The Orbis Flying Eye Hospital has been restoring sight to thousands of people for over 30 years
What do you get when you combine an old FedEx aeroplane, some ex-pilots with a good idea and the advice of medical experts? The Orbis Flying Eye Hospital, of course, which has been changing the lives of countless people across the world since the 1980s.
Many of us are familiar with French skincare brand L’Occitane en Provence, which is renowned for its exceptional products, but it is its charitable work throughout the years that equally deserves such recognition.
“L’Occitane as a brand began in 1976 and we started to put Braille on our products in the 1990s, which was a pioneering action at that time. Olivier Baussan [the founder] wanted to do something to make the products accessible to everyone and to start raising awareness about blindness,” says Charlotte Bonnet, General Delegate at the L’Occitane Foundation.
“Since the brand has been successful he wanted to have some give-back action to share the success with the communities around the brand, so when the L’Occitane Foundation was created in 2006 it was obvious to support the fight against avoidable blindness. We also support actions for women’s leadership and the preservation of natural heritage in Provence, in the south of France, but our main project at the Foundation now is the fight against avoidable blindness and within this programme we include the Orbis partnership.”
Charlotte’s role sees her responsible for all the philanthropic actions of the brand. “The company gives me more than €1 million every year and my job is to make sure that this budget is used well and in a transparent way, for the biggest impact.”
The link between Orbis and L’Occitane began in 2000, when the company launched their first solidarity product and used the funds raised to support the charity. “The solidarity products are launched every year for different programmes and NGOs around the world, but are always aimed at fighting avoidable blindness and 100 per cent of the profits go towards NGOs and charities. “L’Occitane had ten years of great partnership with Orbis and since then we have developed a new partnership, but through other types of actions.”
This new action is the huge contribution L’Occitane made towards the construction of the Patient Care and Laser Room on board the Orbis Flying Eye Hospital. “We raised €400,000 among directors and trustees of L’Occitane in 2011 and this room made sense for everyone. It’s where you get your treatment, but also the room where you first open your eyes when you recover from your surgery, so it was actually a very impactful story for us.”
“For any project we support financially around the world, it’s very important for us to know how the funds will be used on the field. To know that these funds would go towards a concrete and precise room and to understand the role of this room within the process of training staff locally and providing surgeries and eye care for the people there. It was important for us to know what it would be used for.”

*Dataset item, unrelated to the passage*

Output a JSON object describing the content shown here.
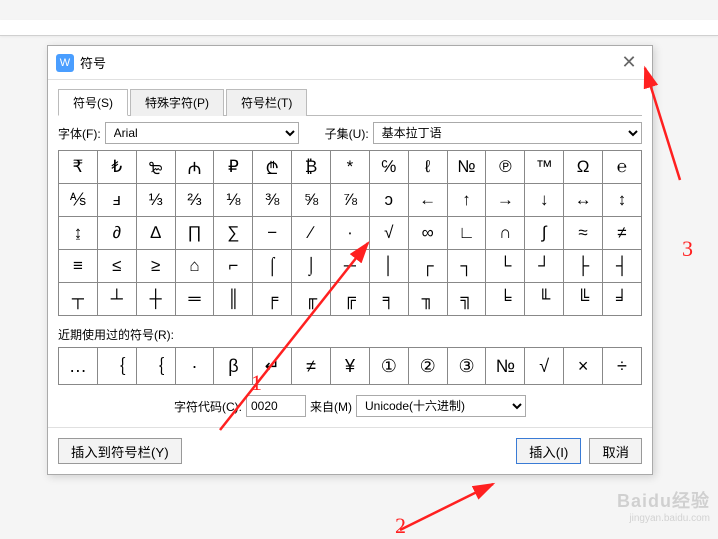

Diane Weatherup, Development Director for Orbis Ireland says: “The goal of Orbis is to eliminate avoidable blindness in the developing world. It’s a great charity to work for because you can see the impact. My role here is to fundraise across Ireland, to raise awareness and money from the Irish people. Orbis started with the plane; some ex-FedEx pilots thought it would be a good idea to get an ex-FedEx plane and convert it into a hospital. They got together with some medical experts and started to brainstorm and The Flying Eye Hospital took its first flight in 1982.”

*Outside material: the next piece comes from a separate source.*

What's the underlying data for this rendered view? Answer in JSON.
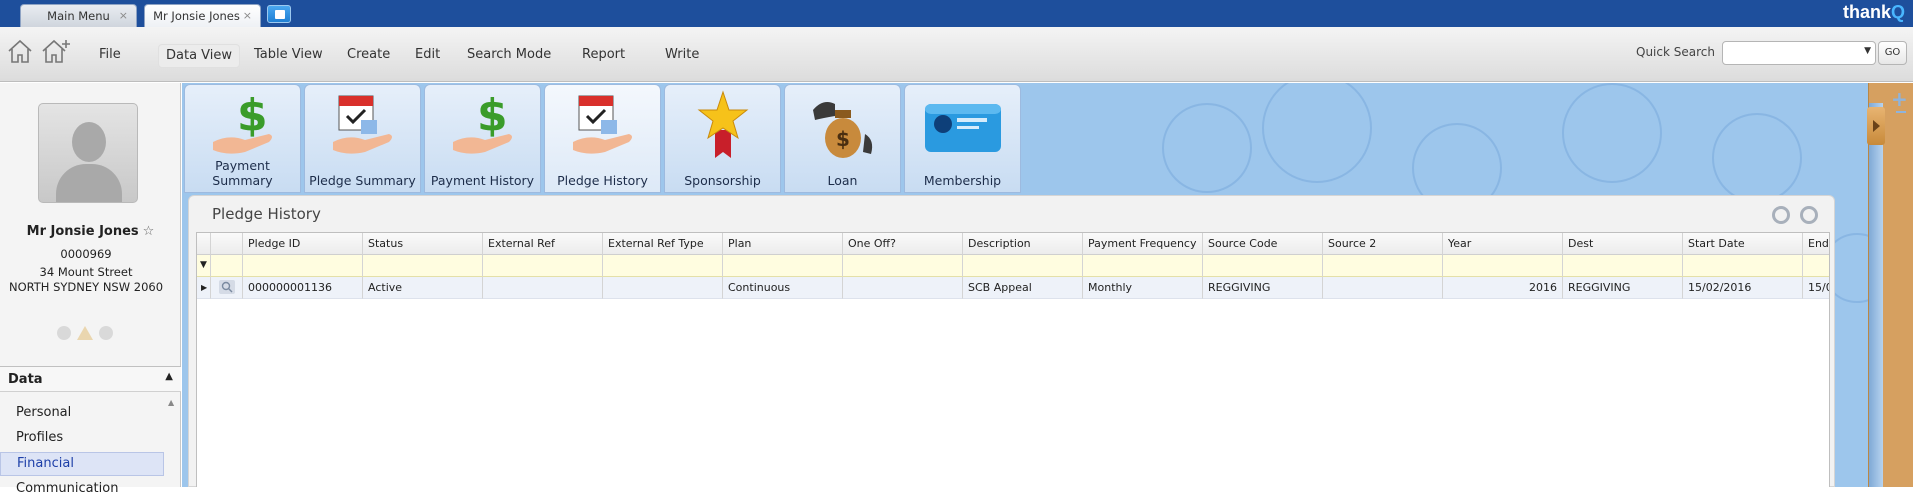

So far FedEx has donated three planes, the third of which is in use. “There’s only ever one aeroplane in operation at any one time,” says Diane. For the past 11 years Orbis Ireland has focused on a project in southern Ethiopia, due to the predominance of a bacterial disease, trachoma.
“The prevalence was one of the highest in the world in this region and Orbis Ireland took on the project of completely eliminating the disease from this region, of about 2.5 million people. The progress so far has been excellent; we’ve achieved a reduction of 75 per cent so we are on the right track and we’re hoping to achieve that by 2020. What we’re doing is e ective and it’s working.
“It’s the World Health Organisation SAFE strategy, so that’s basically conducting surgeries, distributing antibiotics, educating communities on facial cleanliness and then improving the environment, like sanitation and clean water.
“The Flying Eye Hospital will fly into a country and spend six weeks there. As part of that they will go out and find cases that are suitable for teaching. It’s all based on the teaching side of it and not trying to get through as many surgeries as possible.”